But pausing between steps is harder when you’re a dog. You take up two or three steps, and it’s not very comfortable when your head and ears are below your hips and tail. And yet, when you’re a dog, you want to be where the action is, even if it’s a bit uncomfortable at the moment.
I’m still thinking about the implications of funnels and megaphones, of sweet spots and communities, and all the other images that I’ve been exploring this week. But as I walked down those familiar steps this morning, paused to make sure I’d remembered to turn off that one light switch, and looked at The Dog as he, too, paused a few steps below me, I realized I needed to think more about the image of pausing between steps.
One of the joys of the academic calendar, at least for teachers and students, is the pause between steps every summer. “How was your summer?” I asked H and his sister when I “just happened” to run into them the other day. H’s sister has finished her program at the community college and is working all the time; H, still in high school, is trying to figure himself out and decide who or what he wants to be. “I’m leaving The School,” he said, “and I’m going somewhere else, but I might come back.” His sister tells him he’ll miss the community, but he’s convinced he won’t.
H is pausing between steps, and so is L, who’s looking for a fresh start at a Much Bigger School. L grew up and matured tremendously when I knew him, but it’s hard to escape the label of “bad, lazy troublemaker” in a small environment. When I looked at L, I saw brilliant and unchallenged, but that’s not what Many A Ms. X and Mr. Y saw. I hope L’s fresh start works out as he hopes, and I hope H figures things out, too.

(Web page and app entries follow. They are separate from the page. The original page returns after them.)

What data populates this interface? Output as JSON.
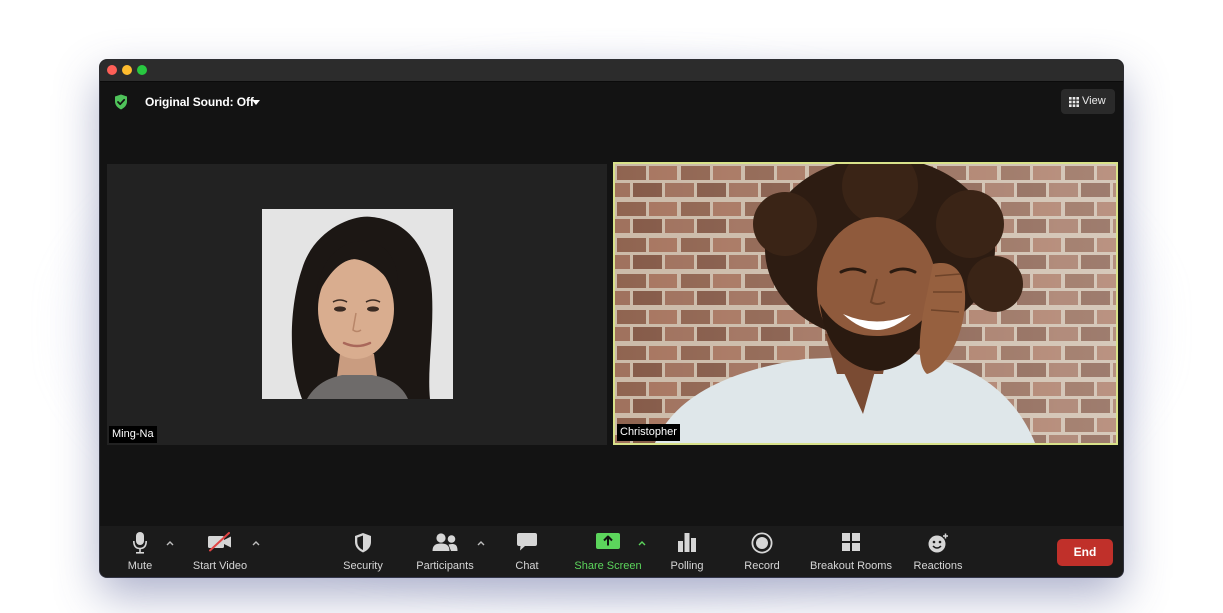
{
  "window": {
    "traffic_lights": [
      "close",
      "minimize",
      "zoom"
    ]
  },
  "topbar": {
    "security_icon": "shield-check-icon",
    "sound_label": "Original Sound: Off",
    "view_label": "View"
  },
  "participants": [
    {
      "name": "Ming-Na",
      "video_on": false,
      "active_speaker": false
    },
    {
      "name": "Christopher",
      "video_on": true,
      "active_speaker": true
    }
  ],
  "toolbar": {
    "mute": "Mute",
    "start_video": "Start Video",
    "security": "Security",
    "participants": "Participants",
    "chat": "Chat",
    "share_screen": "Share Screen",
    "polling": "Polling",
    "record": "Record",
    "breakout_rooms": "Breakout Rooms",
    "reactions": "Reactions",
    "end": "End"
  },
  "colors": {
    "accent_green": "#5cd55c",
    "end_red": "#c0302a",
    "speaker_border": "#d9e28a",
    "shield_green": "#4fc35a"
  }
}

This week has felt like a pause between steps … or maybe like those long moments when the traveler in the Robert Frost poem stands gazing down the two roads. One road looks safe and familiar; though it would certainly have challenges, they’re mostly familiar challenges. It’s tempting to take that road, but the more I think about it, the more I realize that road’s direction and mine are too different. The other road appeals: “just as fair,” as Frost says, and “less traveled by.” Exciting, but unfamiliar, with new challenges and new opportunities … and its direction and mine seem more aligned.

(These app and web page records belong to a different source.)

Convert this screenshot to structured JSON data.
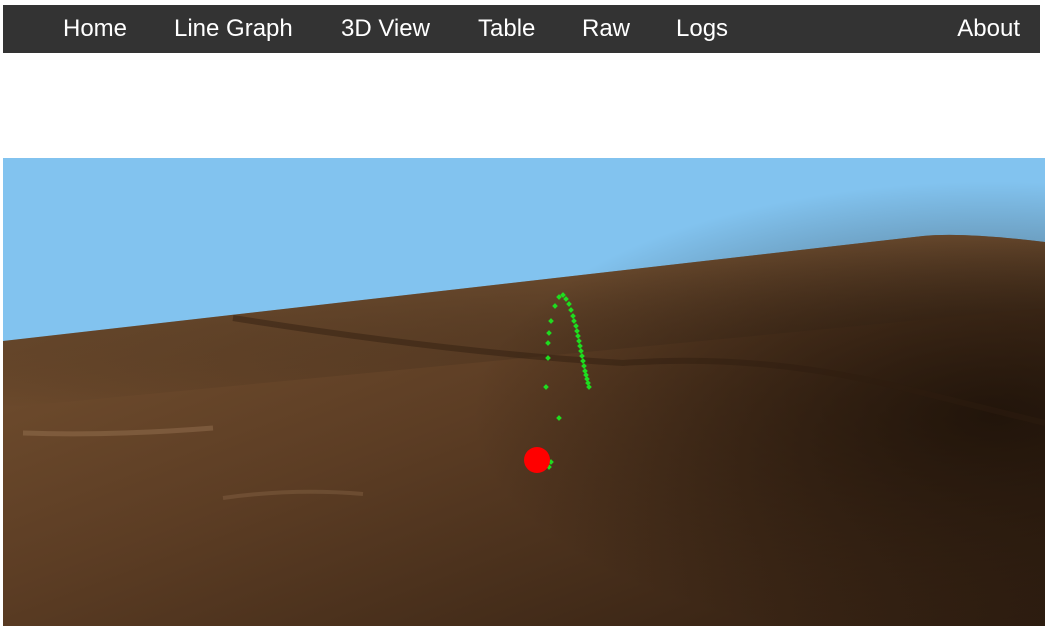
{
  "nav": {
    "items": [
      {
        "id": "home",
        "label": "Home"
      },
      {
        "id": "line-graph",
        "label": "Line Graph"
      },
      {
        "id": "3d-view",
        "label": "3D View"
      },
      {
        "id": "table",
        "label": "Table"
      },
      {
        "id": "raw",
        "label": "Raw"
      },
      {
        "id": "logs",
        "label": "Logs"
      }
    ],
    "about_label": "About"
  },
  "scene": {
    "sky_color": "#82c3ef",
    "terrain_color": "#5a3c24",
    "trajectory_color": "#1fdc1f",
    "marker_color": "#ff0000"
  }
}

I haven’t seen L to ask him, but I wonder how he felt when he looked at his two roads and chose the unfamiliar one. I know how H feels because he told me: there are some things he’ll miss, mostly people, but he’s looking forward to a new challenge. “You’ll miss it more than you think you will,” his sister tells him. But she isn’t trying to stop him.
When I think about my two roads, I feel an inner conflict. “You’ll miss it more than you think it will,” says part of me, cautious liinke H’s sister. “Remember those Good Old Days? Maybe they’ll come back!” H’s sister and her friends were part of the Latin Family in those Good Old Days … but of course those Good Old Days were a mixture of good and less good, and H’s sister herself is a lot happier now, a lot more comfortable with herself and her life, than she was in those Good Old Days. Another part of me sees that, sees the unfamiliar road, and longs for a joyful new adventure. I pause between steps, knowing that there’s no bad option … but knowing, too, that taking the better road comes with a cost.
“You know what you need to do,” said another Wise Friend when I talked with her a few days ago. And I do … and that’s what I plan to do. But the pause between steps was important, and the joyful learning communities I belong to have helped me tremendously as I paused. Unlike Frost’s traveler, I’m not alone as I make the choice, and I won’t be alone on the road I take. The pain of choosing is real, and so is the joy of choosing … but it won’t be “ages and ages hence” before I can tell the story, and I don’t think I’ll be “telling this with a sigh.”
I wish you joy on your journey, peace of mind when you choose your better road, and the presence of a supportive joyful community when you pause between steps to make decisions. And I wonder what other new insights and discoveries await on our roads today!